Material to process:

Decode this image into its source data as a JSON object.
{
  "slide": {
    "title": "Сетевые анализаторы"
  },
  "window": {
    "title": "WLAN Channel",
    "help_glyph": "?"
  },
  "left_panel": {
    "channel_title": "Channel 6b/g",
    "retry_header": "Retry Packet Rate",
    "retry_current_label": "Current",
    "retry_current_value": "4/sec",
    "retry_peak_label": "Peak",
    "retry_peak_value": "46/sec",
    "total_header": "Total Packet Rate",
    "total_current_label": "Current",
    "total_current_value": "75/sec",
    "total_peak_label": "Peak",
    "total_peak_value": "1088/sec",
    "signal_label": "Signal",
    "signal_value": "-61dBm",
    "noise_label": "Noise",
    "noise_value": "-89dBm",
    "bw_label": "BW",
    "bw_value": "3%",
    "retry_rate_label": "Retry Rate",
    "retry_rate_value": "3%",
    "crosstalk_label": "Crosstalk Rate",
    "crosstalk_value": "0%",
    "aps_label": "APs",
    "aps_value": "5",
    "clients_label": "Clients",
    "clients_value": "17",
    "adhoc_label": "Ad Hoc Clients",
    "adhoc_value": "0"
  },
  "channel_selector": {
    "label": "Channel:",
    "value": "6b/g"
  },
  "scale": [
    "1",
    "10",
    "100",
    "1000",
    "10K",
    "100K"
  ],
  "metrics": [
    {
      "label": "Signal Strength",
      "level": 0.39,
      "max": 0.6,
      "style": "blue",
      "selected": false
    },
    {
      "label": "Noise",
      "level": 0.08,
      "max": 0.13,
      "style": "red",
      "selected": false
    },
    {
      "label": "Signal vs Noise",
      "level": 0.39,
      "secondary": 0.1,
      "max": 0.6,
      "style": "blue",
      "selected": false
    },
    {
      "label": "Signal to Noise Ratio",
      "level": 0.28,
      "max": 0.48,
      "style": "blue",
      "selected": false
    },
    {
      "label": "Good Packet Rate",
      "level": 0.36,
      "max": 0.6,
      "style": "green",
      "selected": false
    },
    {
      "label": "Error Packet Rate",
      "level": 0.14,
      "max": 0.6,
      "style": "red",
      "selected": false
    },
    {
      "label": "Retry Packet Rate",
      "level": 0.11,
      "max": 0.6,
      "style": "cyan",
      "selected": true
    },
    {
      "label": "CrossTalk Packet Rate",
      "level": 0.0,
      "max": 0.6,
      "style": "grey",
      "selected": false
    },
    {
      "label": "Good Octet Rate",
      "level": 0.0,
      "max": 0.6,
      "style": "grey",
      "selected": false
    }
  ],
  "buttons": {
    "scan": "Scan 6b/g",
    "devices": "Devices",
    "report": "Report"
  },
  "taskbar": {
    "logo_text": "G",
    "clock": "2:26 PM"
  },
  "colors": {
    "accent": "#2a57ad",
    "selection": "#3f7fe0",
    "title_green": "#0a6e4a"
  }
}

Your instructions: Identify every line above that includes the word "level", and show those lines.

Exercise solution:
      "level": 0.39,
      "level": 0.08,
      "level": 0.39,
      "level": 0.28,
      "level": 0.36,
      "level": 0.14,
      "level": 0.11,
      "level": 0.0,
      "level": 0.0,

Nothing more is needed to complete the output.